Wednesday, January 17, 2007

The Truth About Big Oil

One of the issues in the House Democrat’s “famous” First 100 Hours is they have decided to attack Big Oil. It continues to confirm the fact that Liberals simply do not understand economics or business and instead, propose legislation that seriously will hurt our economy.

In their proposed legislation, they want to raise taxes on domestic oil producers and use that tax to subsidize alternative energy sources like ethanol, solar, wind, etc. This, of course, will increase the cost of our domestic oil which will lower its demand and increase the demand and imports of OPEC oil.

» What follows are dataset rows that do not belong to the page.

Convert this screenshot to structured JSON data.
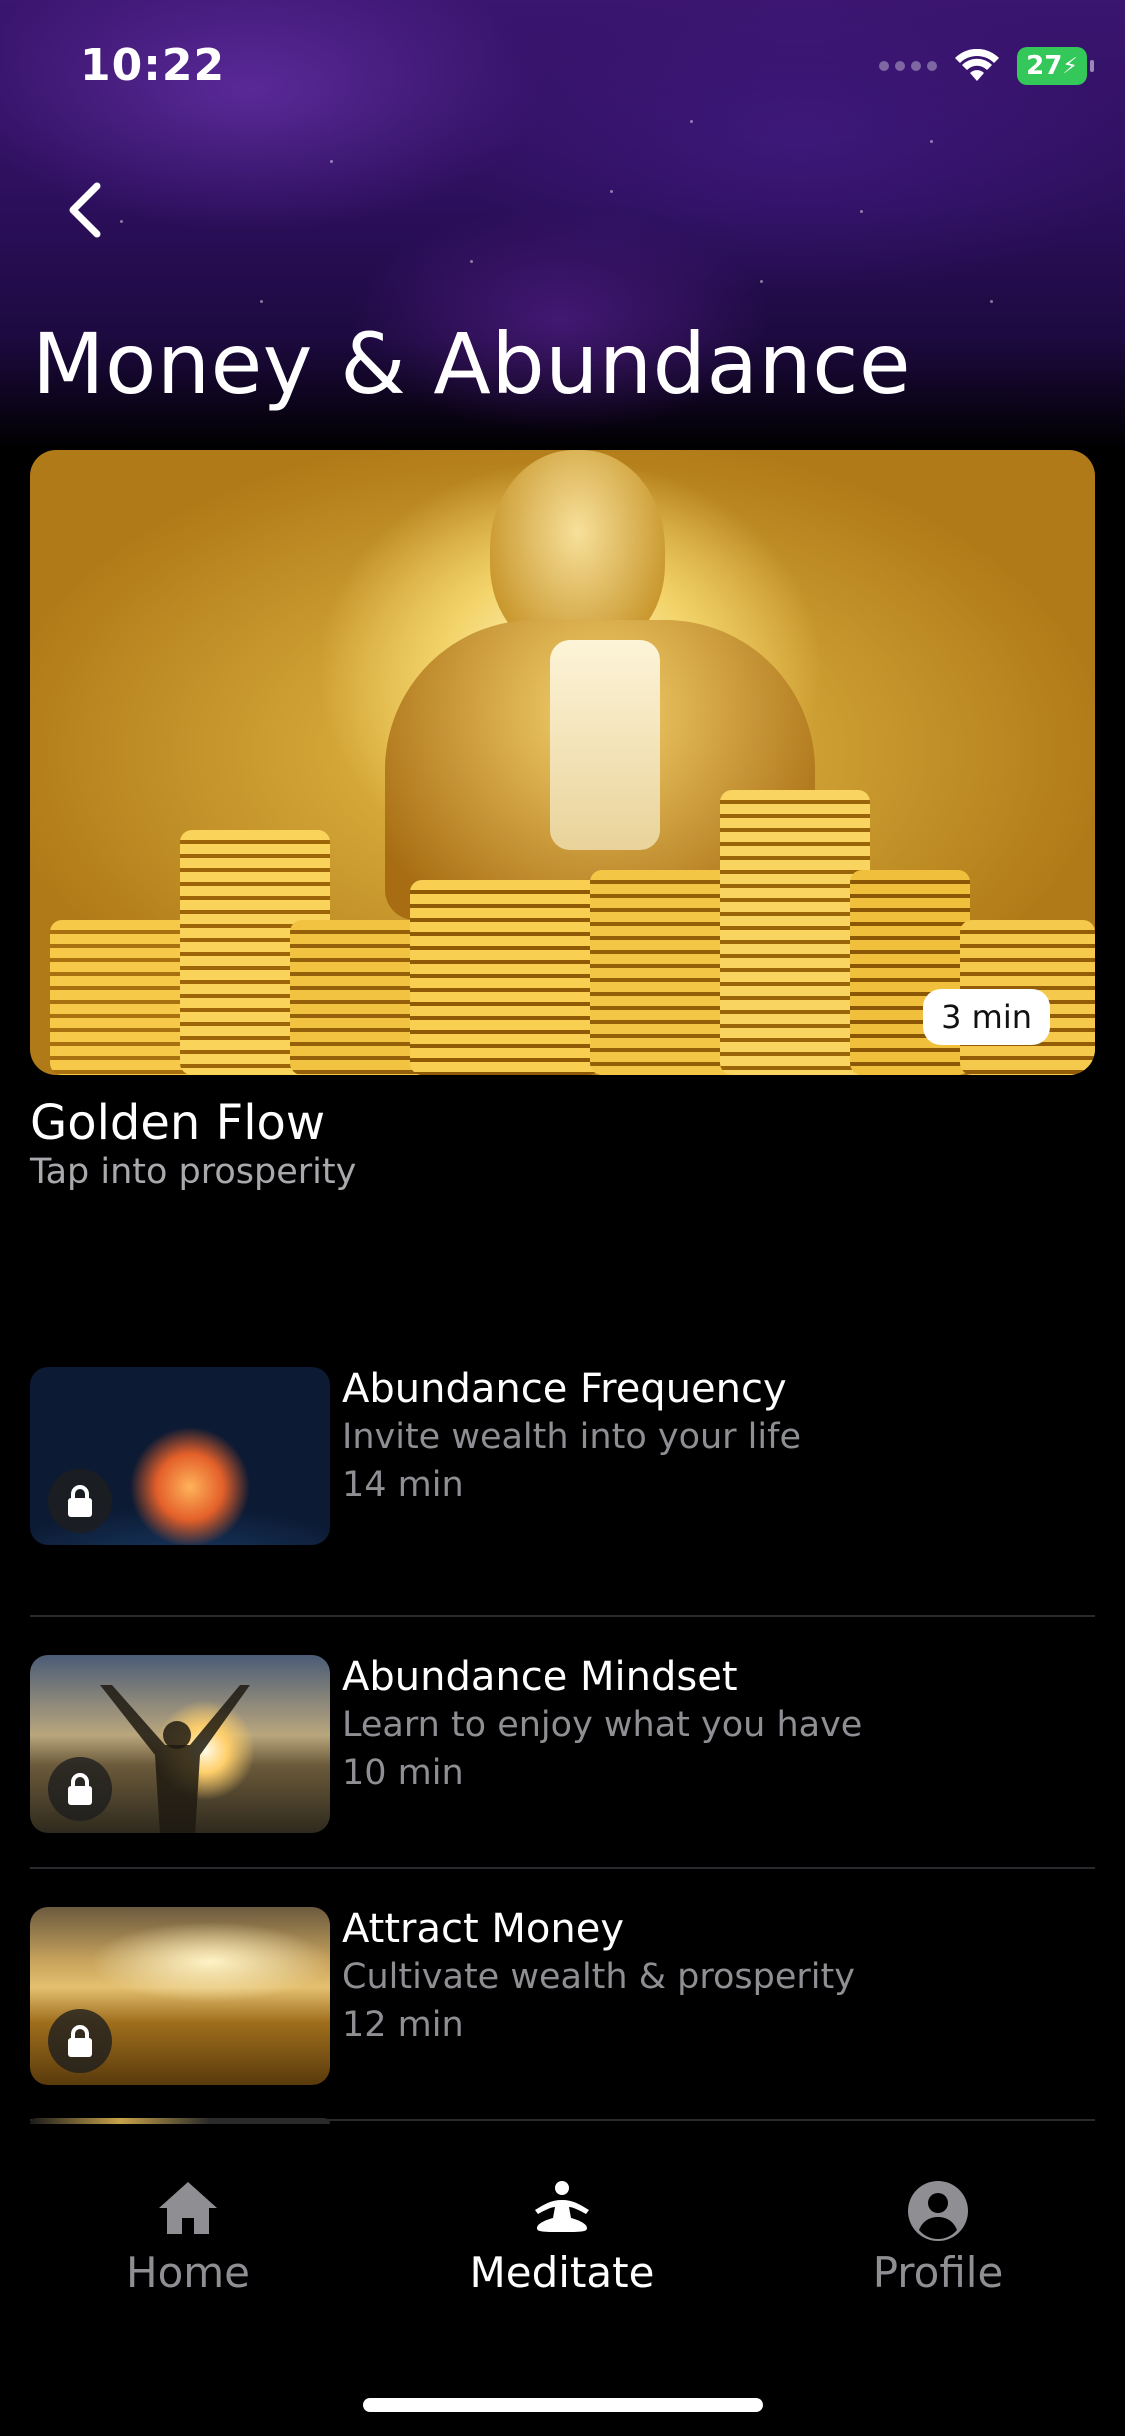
{
  "status_bar": {
    "time": "10:22",
    "battery": "27",
    "icons": [
      "cellular-dots-icon",
      "wifi-icon",
      "battery-charging-icon"
    ]
  },
  "header": {
    "back_icon": "chevron-left-icon",
    "title": "Money & Abundance"
  },
  "featured": {
    "title": "Golden Flow",
    "subtitle": "Tap into prosperity",
    "duration": "3 min"
  },
  "meditations": [
    {
      "title": "Abundance Frequency",
      "subtitle": "Invite wealth into your life",
      "duration": "14 min",
      "locked": true
    },
    {
      "title": "Abundance Mindset",
      "subtitle": "Learn to enjoy what you have",
      "duration": "10 min",
      "locked": true
    },
    {
      "title": "Attract Money",
      "subtitle": "Cultivate wealth & prosperity",
      "duration": "12 min",
      "locked": true
    }
  ],
  "tabbar": {
    "home": "Home",
    "meditate": "Meditate",
    "profile": "Profile",
    "active": "meditate"
  },
  "colors": {
    "header_purple": "#3b1570",
    "background": "#000000",
    "secondary_text": "#8e8e93",
    "battery_green": "#34c759"
  }
}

Democrats like to claim that Big Oil is ripping off taxpayers through deals they negotiated with the government regarding royalty payments from oil taken from the Gulf of Mexico. In 1998-99, the Clinton Administration signed leases for drilling rights in the Gulf. At the time, the price of oil per barrel was around $10. I believe there were negotiations regarding royalty payments if the price exceeded $35 per barrel but that clause was omitted for some reason. Upon investigation from the Interior Department’s Inspector General, it was determined to be a bureaucratic “snafu” by the Clinton Administration.

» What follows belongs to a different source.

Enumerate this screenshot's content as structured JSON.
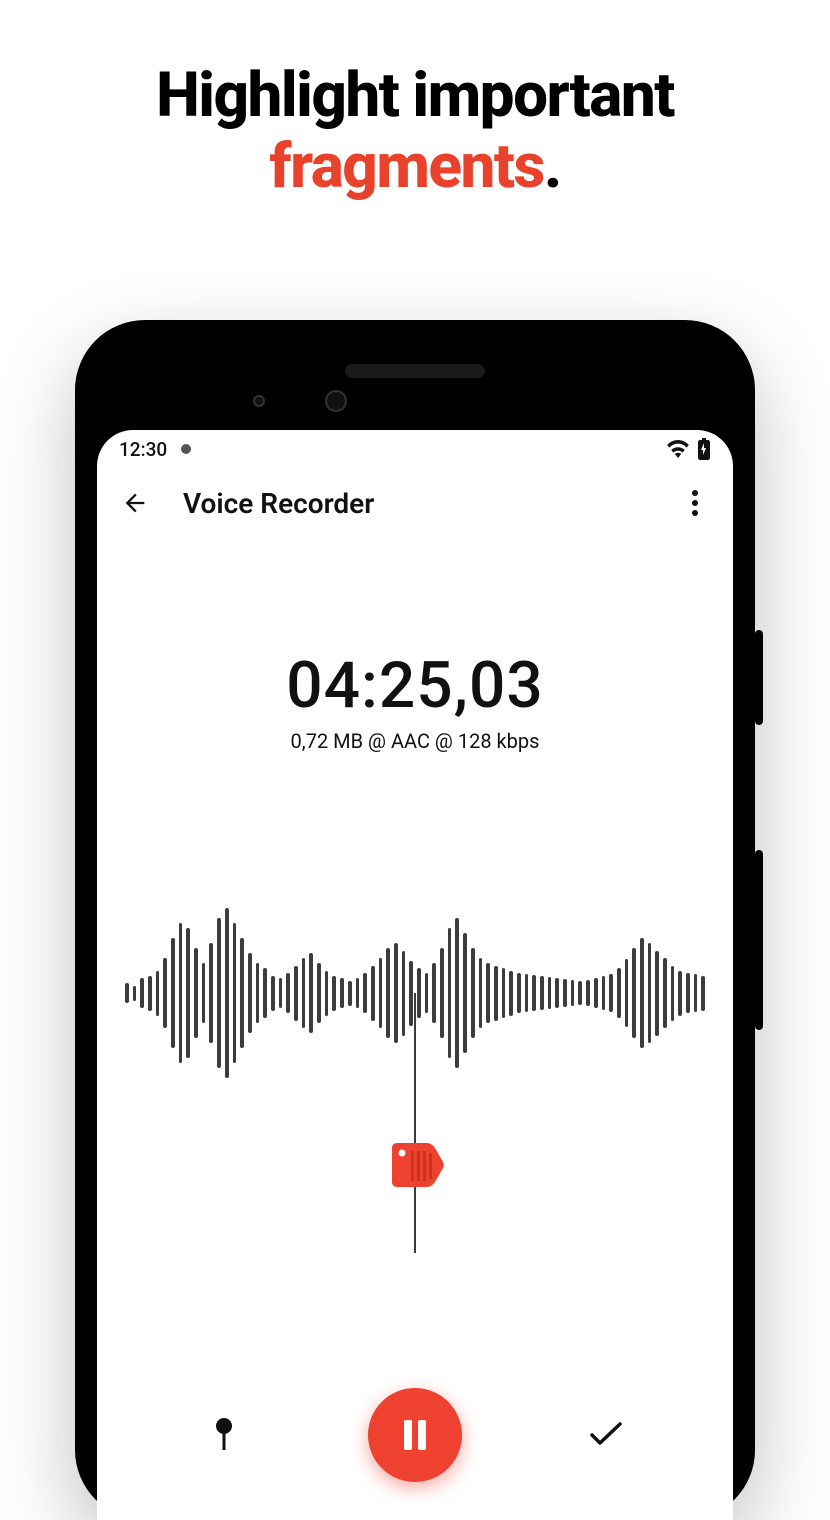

A few of the companies alerted the Dept of Interior about the omission and were willing to renegotiate, but were told to go ahead. I guess the thinking was it was not big deal since the price per barrel was so low then. Now that the price is over $60 and was $70, Big Oil is being accused of cheating us poor taxpayers.

The oil companies and the Dept of Interior negotiated and signed contracts in 1998-99. Big Oil made million dollar decisions based on those contracts. Why do the Democrats want to renege a contract that their administration, Clinton, negotiated?

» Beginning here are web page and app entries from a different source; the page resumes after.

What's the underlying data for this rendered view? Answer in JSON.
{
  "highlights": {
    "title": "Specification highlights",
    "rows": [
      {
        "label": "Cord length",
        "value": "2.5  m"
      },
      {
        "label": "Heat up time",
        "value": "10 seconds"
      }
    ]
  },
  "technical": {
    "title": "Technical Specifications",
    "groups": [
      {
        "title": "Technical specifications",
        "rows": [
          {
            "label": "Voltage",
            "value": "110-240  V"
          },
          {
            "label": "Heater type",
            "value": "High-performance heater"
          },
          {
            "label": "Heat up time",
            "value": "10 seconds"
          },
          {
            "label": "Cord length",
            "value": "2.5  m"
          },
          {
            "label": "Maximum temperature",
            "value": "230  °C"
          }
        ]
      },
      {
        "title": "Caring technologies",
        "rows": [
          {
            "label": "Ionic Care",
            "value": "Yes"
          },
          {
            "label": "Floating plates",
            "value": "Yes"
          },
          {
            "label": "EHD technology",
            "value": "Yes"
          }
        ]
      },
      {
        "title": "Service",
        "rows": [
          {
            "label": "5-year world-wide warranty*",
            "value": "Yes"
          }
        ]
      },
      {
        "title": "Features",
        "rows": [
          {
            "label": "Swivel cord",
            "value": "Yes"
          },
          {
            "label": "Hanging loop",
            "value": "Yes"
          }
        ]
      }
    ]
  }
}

And according to this WSJ Article they are wrong about trying to take away Big Oil “tax breaks” from the 2005 Energy Bill.

Democrats also want to raise about $5 to $6 billion by snatching away alleged tax breaks for Big Oil in the Republicans' 2005 energy bill. Sorry, that isn't true either. The Congressional Research Service reports that the net impact of the 2005 energy bill was to raise taxes on the oil and gas industry by $300 million. Nor does it make sense to repeal a domestic oil company's eligibility for a 2004 tax cut that reduced the effective corporate income tax rate to 32% from 35% on U.S. manufacturers. This tax cut increases the competitiveness of U.S. manufacturers that are now penalized by a U.S. corporate tax rate that is among the highest in the industrialized world. Our objection is that every U.S. company should pay the same, lower rate.

I wish Democrats would stop playing politics and try to understand how the economy and business work in the real world. Then they would be Conservatives.

1 comment:

  1. You have to wonder. Corporations are the boogeyman of the left. Impersonal, they are not allowed to react.
    But here is the kicker: No corporation pays taxes, none, ever!
    It's just a cost of doing business, passed along to the consumer.
    What a country.